The drill has a “strictly defensive character, its execution will not present any threat for the European community as a whole, nor for the neighboring countries,” the Russian Defense Ministry said.

Why are Russia’s neighbors concerned?

While military exercises are routine affairs — indeed, NATO is conducting its own in the Baltic states — Russian maneuvers yield no shortage of concerns for countries in the region. One fear is that Zapad 2017 will serves as a “Trojan horse,” giving Moscow cover to leave behind some of the troops and military equipment it deployed for the exercise.

“We can’t be totally calm,” Lithuania’s defense minister told reporters. “There is a large foreign army massed next to Lithuanian territory.”

Some in the West have urged the Russians to be more transparent in their actions to build up trust. “With more military activities along our borders in the air, at land and at sea, the risk for incidents, accidents, miscalculations is increasing,” NATO Secretary General Jens Stoltenberg told The Washington Post. “Transparency is the best way to avoid those kinds of incidents, accidents.”

But just in case, four NATO battle groups — including U.S. troops — are on alert in the Baltic states and Poland, while U.S. jets will patrol Baltic airspace. Poland has also shut down its airspace near Kaliningrad, the Russian exclave on its northern border.

In Latvia, Foreign Minister ­Edgars Rinkevics told The Post that the country’s leaders are “not panicking” but are being “cautious” because “what we are seeing is that the exercises are of an offensive nature, they are exercising access and area denial, they are exercising against at least four NATO member states under the pretext that they are fighting [separatists.]”

My colleagues unpacked the possible implications of these maneuvers further: “One is to rehearse the capability to seal off Lithuania, Latvia and Estonia, and deny access to the Baltic Sea to NATO forces attempting to come to their rescue. The other is to present a strategic challenge to U.S. and NATO leaders by demonstrating the high cost of defending the Baltics, thus sowing uncertainty about the viability of the alliance.”

And even in Belarus, the beleaguered opposition held a protest last week over the presence of such a large Russian military footprint on Belarusan soil.

What do the exercises mean for Russia?

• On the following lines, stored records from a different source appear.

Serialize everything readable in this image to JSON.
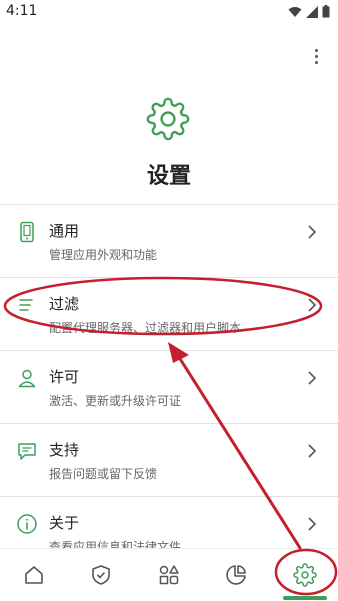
{
  "status_bar": {
    "time": "4:11"
  },
  "header": {
    "title": "设置",
    "icon": "gear-icon"
  },
  "items": [
    {
      "title": "通用",
      "subtitle": "管理应用外观和功能",
      "icon": "phone-icon"
    },
    {
      "title": "过滤",
      "subtitle": "配置代理服务器、过滤器和用户脚本",
      "icon": "filter-lines-icon"
    },
    {
      "title": "许可",
      "subtitle": "激活、更新或升级许可证",
      "icon": "user-icon"
    },
    {
      "title": "支持",
      "subtitle": "报告问题或留下反馈",
      "icon": "chat-icon"
    },
    {
      "title": "关于",
      "subtitle": "查看应用信息和法律文件",
      "icon": "info-icon"
    }
  ],
  "bottom_nav": [
    {
      "name": "home",
      "icon": "home-icon"
    },
    {
      "name": "protection",
      "icon": "shield-check-icon"
    },
    {
      "name": "apps",
      "icon": "grid-icon"
    },
    {
      "name": "statistics",
      "icon": "pie-chart-icon"
    },
    {
      "name": "settings",
      "icon": "gear-icon",
      "active": true
    }
  ],
  "colors": {
    "accent": "#3f9e5a",
    "annotation": "#c41f2c"
  }
}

The last iteration of Zapad exerices in 2013 came at a far more tense time inside Russia. Putin’s rule was shaken by mass protests in Moscow, while political uncertainty and crisis roiled next-door Ukraine. Not long after the drills, Russian troops annexed Crimea after the Russian-friendly government in Kiev was ousted; Moscow later committed itself to supporting a long-running insurgency in eastern Ukraine.

This year, as it simulates fighting the sort of separatists it props up in Ukraine, Russia is operating from a far more confident position. Its largely successful campaign in Syria served as a showcase for its enhanced military capabilities. The buildup to the exercises has been widely broadcast in patriotic displays on Russian television.

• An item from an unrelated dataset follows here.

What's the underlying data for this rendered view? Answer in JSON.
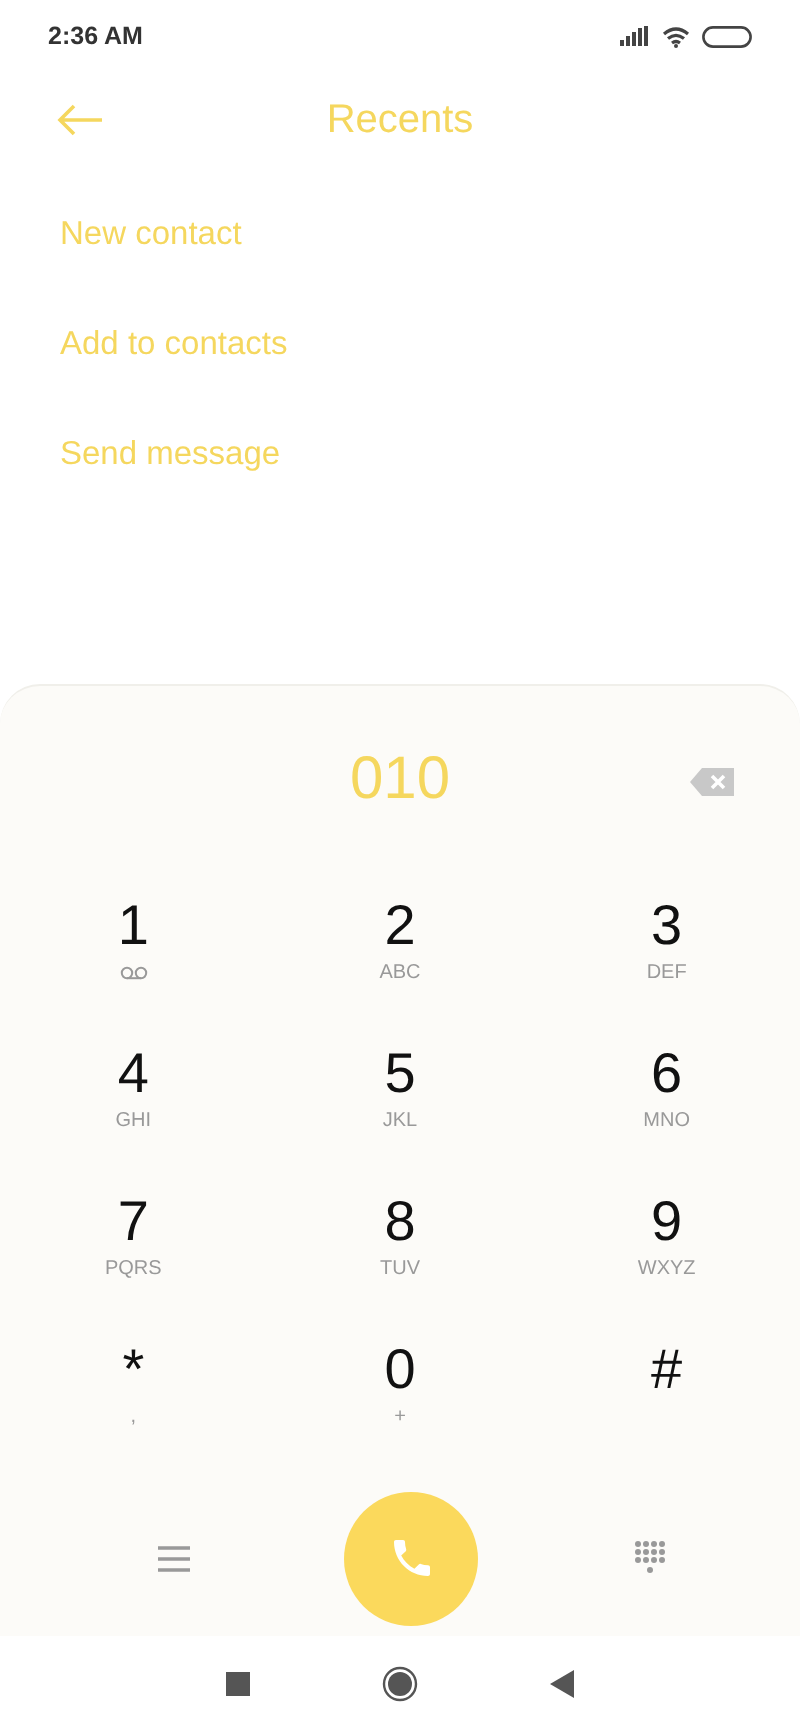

Putin has presided over the “restoration of Russian pride in their armed forces,” said Michael Kofman, a senior research scientist at CNA Corp., who suggests such military exercises are “a very important tool of legitimacy” for Putin. The exercise, said Kofman, who was speaking at an event hosted in Washington this week by the Center for the National Interest, is yet another example of the Russians “trying to demonstrate themselves as a power in the international system.”

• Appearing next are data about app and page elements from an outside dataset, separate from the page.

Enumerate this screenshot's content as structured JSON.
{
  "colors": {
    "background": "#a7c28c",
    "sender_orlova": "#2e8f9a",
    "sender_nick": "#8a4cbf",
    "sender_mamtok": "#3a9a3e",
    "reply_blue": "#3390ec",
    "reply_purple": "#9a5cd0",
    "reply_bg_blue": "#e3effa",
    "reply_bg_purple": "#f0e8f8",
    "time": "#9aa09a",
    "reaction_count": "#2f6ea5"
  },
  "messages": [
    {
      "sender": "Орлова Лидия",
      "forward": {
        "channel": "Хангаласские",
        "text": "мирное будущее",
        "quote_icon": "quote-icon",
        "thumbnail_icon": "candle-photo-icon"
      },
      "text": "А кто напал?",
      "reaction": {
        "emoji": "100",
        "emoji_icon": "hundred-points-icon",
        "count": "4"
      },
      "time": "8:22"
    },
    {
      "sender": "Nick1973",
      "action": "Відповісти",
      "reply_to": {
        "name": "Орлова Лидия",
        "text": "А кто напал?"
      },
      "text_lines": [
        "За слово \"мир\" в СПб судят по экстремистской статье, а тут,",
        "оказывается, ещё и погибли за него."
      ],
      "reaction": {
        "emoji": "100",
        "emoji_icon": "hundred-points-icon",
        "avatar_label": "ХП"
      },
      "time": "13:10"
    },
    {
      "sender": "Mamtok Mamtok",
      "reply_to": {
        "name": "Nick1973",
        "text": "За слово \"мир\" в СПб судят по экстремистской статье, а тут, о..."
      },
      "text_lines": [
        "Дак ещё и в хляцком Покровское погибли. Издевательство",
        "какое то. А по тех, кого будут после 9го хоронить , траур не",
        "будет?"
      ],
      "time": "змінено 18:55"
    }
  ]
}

It’s a system, though, that sees distrust abound both in Moscow and Western capitals. “While Zapad-2017 isn’t likely to produce a new military hot spot,” wrote Simon Saradzhyan of Harvard’s Belfer Center for Science and International Affairs, “the possibility of conflict continues as long as the underlying animosities are not addressed.”